Cerium is in the sixth period of the periodic table. It's atomic number is fifty-eight, which means it has fifty-eight protons and electrons. It has an atomic mass of 140.12, giving it eighty-two neutrons. Cerium is a soft, iron gray metal of the rare earth group of chemical elements, also called the lanthanide series. It's also a solid.
Cerium was discovered in 1803 by Swedish chemist Jons Berzelius and geoligist Whilhelm Von Hisinger, and independently by German chemist Martin Klaproth. It was named for the asteroid Ceres, which was discovered in 1801. Pure cerium was prepared and produced in 1875 by Hillerbrand and Norton.
Cerium is a natural element, opposed to synthetic, or man made. It is found in many minerals and is obtained commercially from the minerals, monazite, or phosphorus, and bastnasite. It has thirty known isotopes.
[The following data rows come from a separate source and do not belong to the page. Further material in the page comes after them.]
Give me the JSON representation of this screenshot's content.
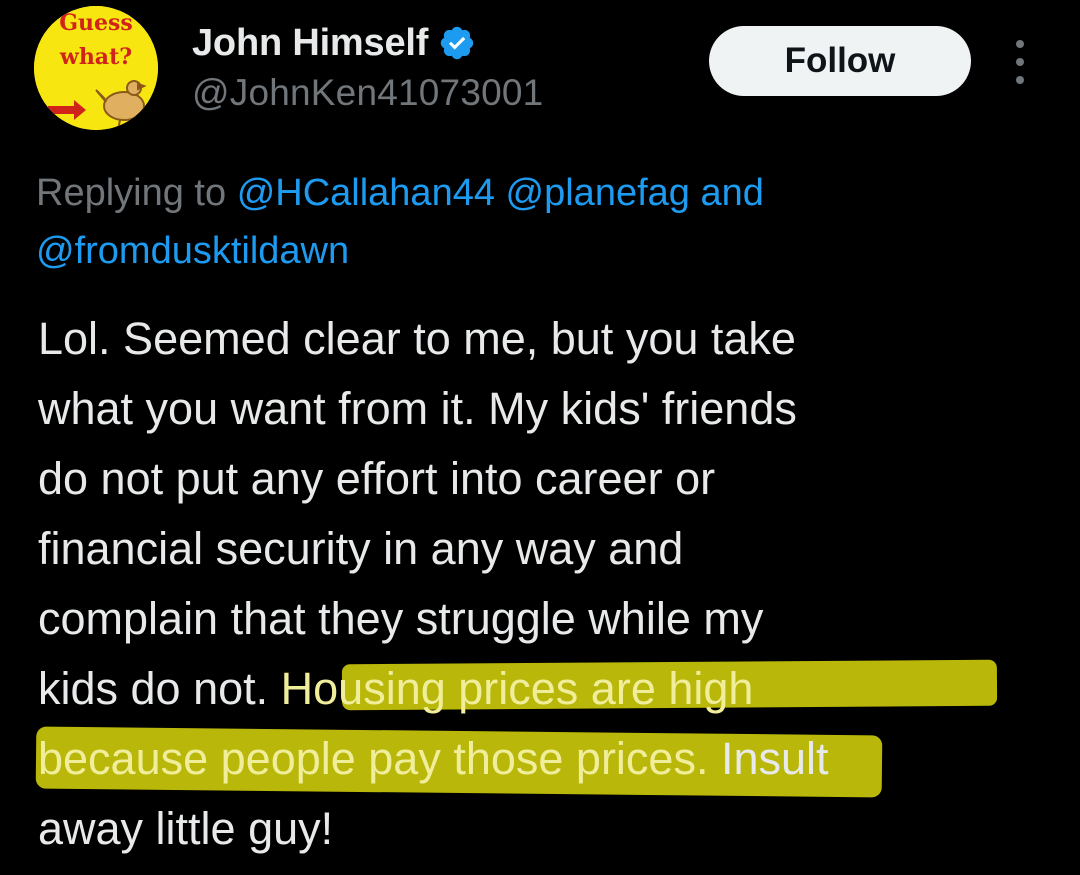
{
  "tweet": {
    "author": {
      "display_name": "John Himself",
      "handle": "@JohnKen41073001",
      "verified_icon": "verified-badge-icon",
      "avatar_text_top": "Guess",
      "avatar_text_bottom": "what?"
    },
    "follow_label": "Follow",
    "more_icon": "more-options-icon",
    "reply_context": {
      "prefix": "Replying to",
      "mentions": [
        "@HCallahan44",
        "@planefag",
        "@fromdusktildawn"
      ],
      "conjunction": "and"
    },
    "body": {
      "lines": [
        "Lol. Seemed clear to me, but you take",
        "what you want from it. My kids' friends",
        "do not put any effort into career or",
        "financial security in any way and",
        "complain that they struggle while my"
      ],
      "line6_plain": "kids do not. ",
      "line6_highlight": "Housing prices are high",
      "line7_highlight": "because people pay those prices.",
      "line7_plain": " Insult",
      "line8": "away little guy!"
    },
    "colors": {
      "background": "#000000",
      "text": "#e7e9ea",
      "secondary": "#71767b",
      "link": "#1d9bf0",
      "highlight": "#c9c70a"
    }
  }
}
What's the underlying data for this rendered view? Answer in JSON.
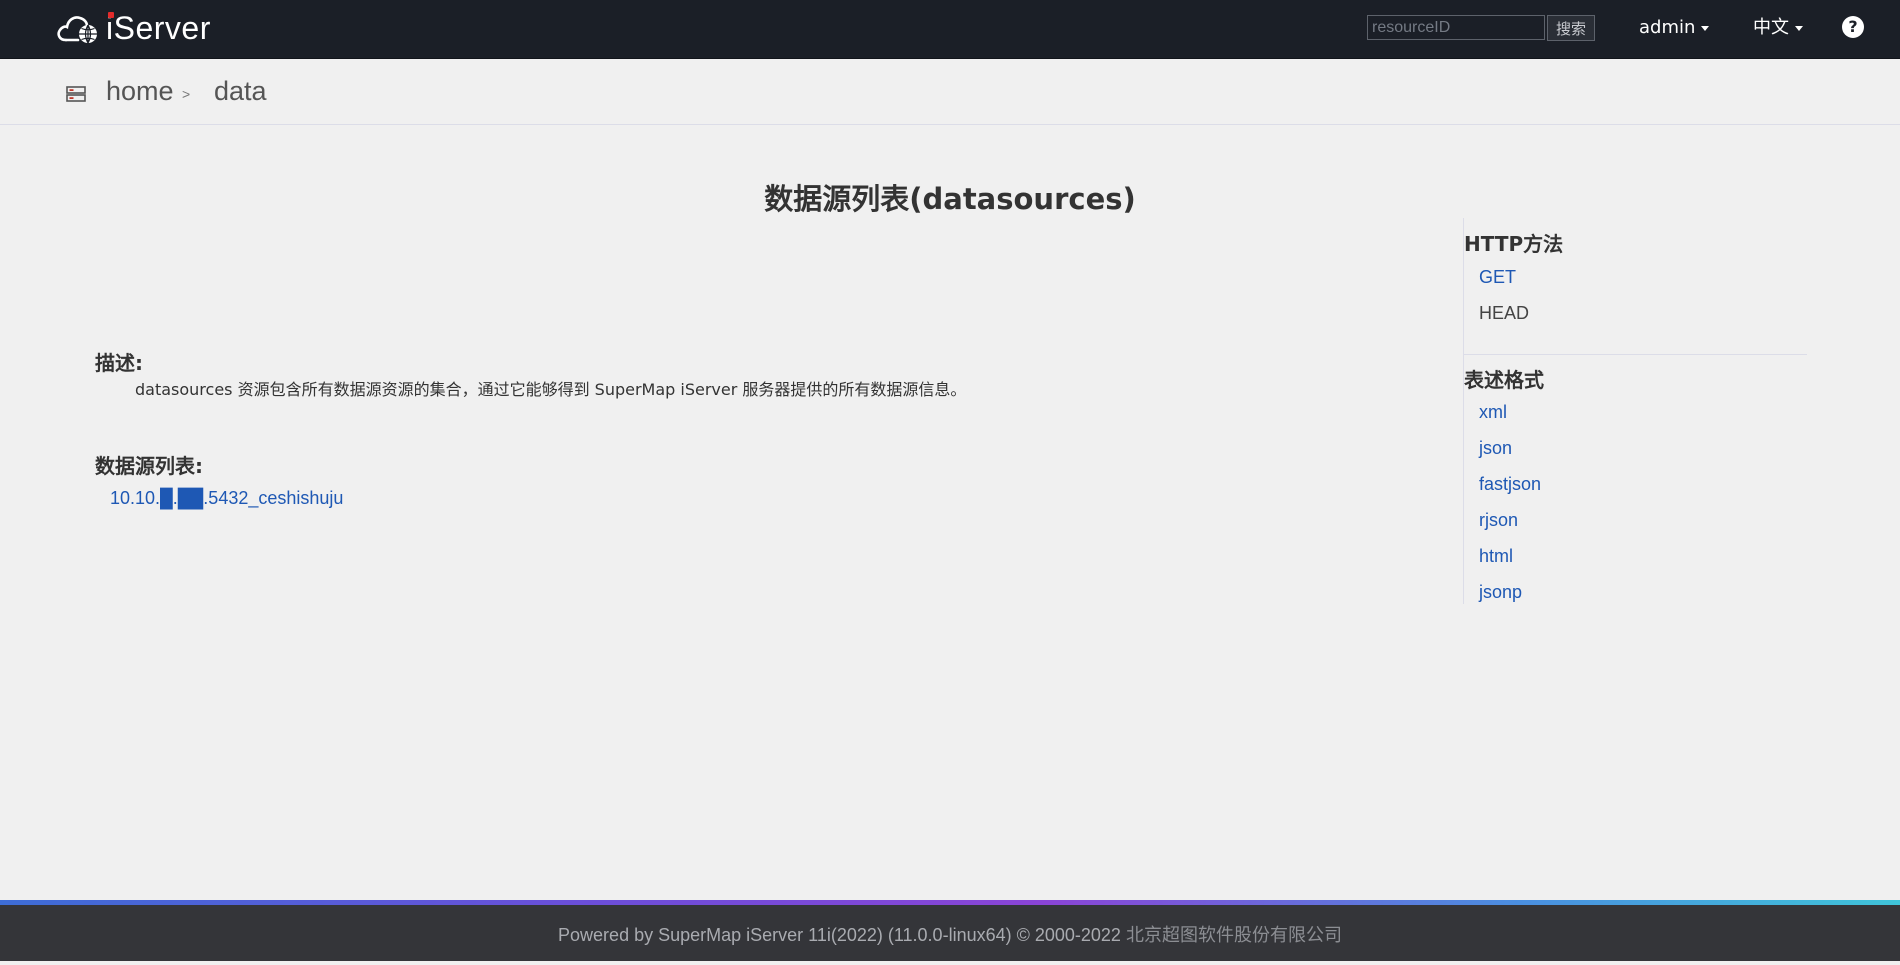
{
  "header": {
    "logo_text": "iServer",
    "search": {
      "placeholder": "resourceID",
      "value": "",
      "button_label": "搜索"
    },
    "user_menu_label": "admin",
    "language_menu_label": "中文",
    "help_label": "?"
  },
  "breadcrumb": {
    "home_label": "home",
    "separator": ">",
    "current_label": "data"
  },
  "main": {
    "title": "数据源列表(datasources)",
    "description": {
      "heading": "描述:",
      "text": "datasources 资源包含所有数据源资源的集合，通过它能够得到 SuperMap iServer 服务器提供的所有数据源信息。"
    },
    "datasource_list": {
      "heading": "数据源列表:",
      "items": [
        {
          "label": "10.10.█.██.5432_ceshishuju"
        }
      ]
    }
  },
  "side_panel": {
    "http_methods_heading": "HTTP方法",
    "http_methods": [
      {
        "label": "GET",
        "is_link": true
      },
      {
        "label": "HEAD",
        "is_link": false
      }
    ],
    "formats_heading": "表述格式",
    "formats": [
      {
        "label": "xml"
      },
      {
        "label": "json"
      },
      {
        "label": "fastjson"
      },
      {
        "label": "rjson"
      },
      {
        "label": "html"
      },
      {
        "label": "jsonp"
      }
    ]
  },
  "footer": {
    "powered_by": "Powered by SuperMap iServer 11i(2022) (11.0.0-linux64) © 2000-2022",
    "company": "北京超图软件股份有限公司"
  },
  "colors": {
    "topbar_bg": "#1b1f27",
    "page_bg": "#f0f0f0",
    "link": "#1e58b4",
    "footer_bg": "#343539",
    "logo_accent": "#e32b2b"
  }
}
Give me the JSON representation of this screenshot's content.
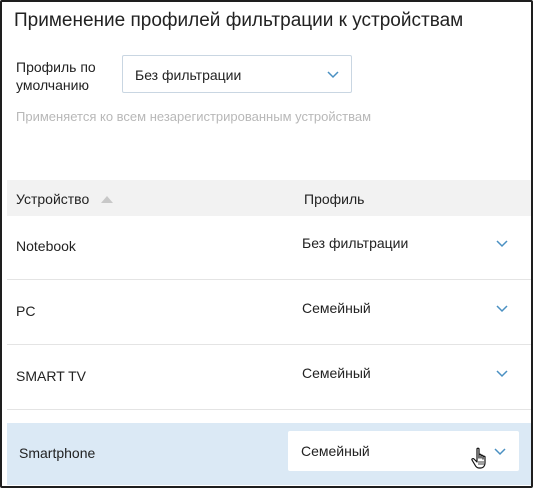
{
  "title": "Применение профилей фильтрации к устройствам",
  "default_profile": {
    "label": "Профиль по умолчанию",
    "value": "Без фильтрации",
    "hint": "Применяется ко всем незарегистрированным устройствам"
  },
  "table": {
    "columns": {
      "device": "Устройство",
      "profile": "Профиль"
    },
    "rows": [
      {
        "device": "Notebook",
        "profile": "Без фильтрации"
      },
      {
        "device": "PC",
        "profile": "Семейный"
      },
      {
        "device": "SMART TV",
        "profile": "Семейный"
      },
      {
        "device": "Smartphone",
        "profile": "Семейный"
      }
    ]
  },
  "colors": {
    "accent": "#4a90c2",
    "selected_row": "#dbe9f5",
    "header_bg": "#f2f2f2",
    "hint_text": "#b8b8b8"
  },
  "icons": {
    "dropdown": "chevron-down-icon",
    "sort": "sort-ascending-icon",
    "cursor": "hand-pointer-icon"
  }
}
Radioactive isotopes of cerium occur during the fission of uranium, thorium, and plutonium. Its electron structure is very easily changed.
Cerium has many unique properties. For instance, each of the lanthanide elements has a common valance of positive three, however cerium is an exception in that it can have a valance of positive four. The higher oxidation state is useful for separating cerium from the other rare-earth elements and also makes it possible for cerium to form very strong oxidizing agents. It is also added to alloys to make them stronger and is used in self-cleaning ovens, and other heat resistant alloys. It has a melting point of 1463 degrees farenheight, and a boiling point of 5894.6 degrees farenheight. It is a metal that may ignite if scratched with a file. The metal readily oxidizes in moist air at room temperature. Cerium compounds may be observed with the emission spectrometer. It has a cubic crystal structure. Cerium has six energy levels.

Leave a Reply

Your email address will not be published. Required fields are marked *


I'm Harold

Would you like to get a custom essay? How about receiving a customized one?

Check it out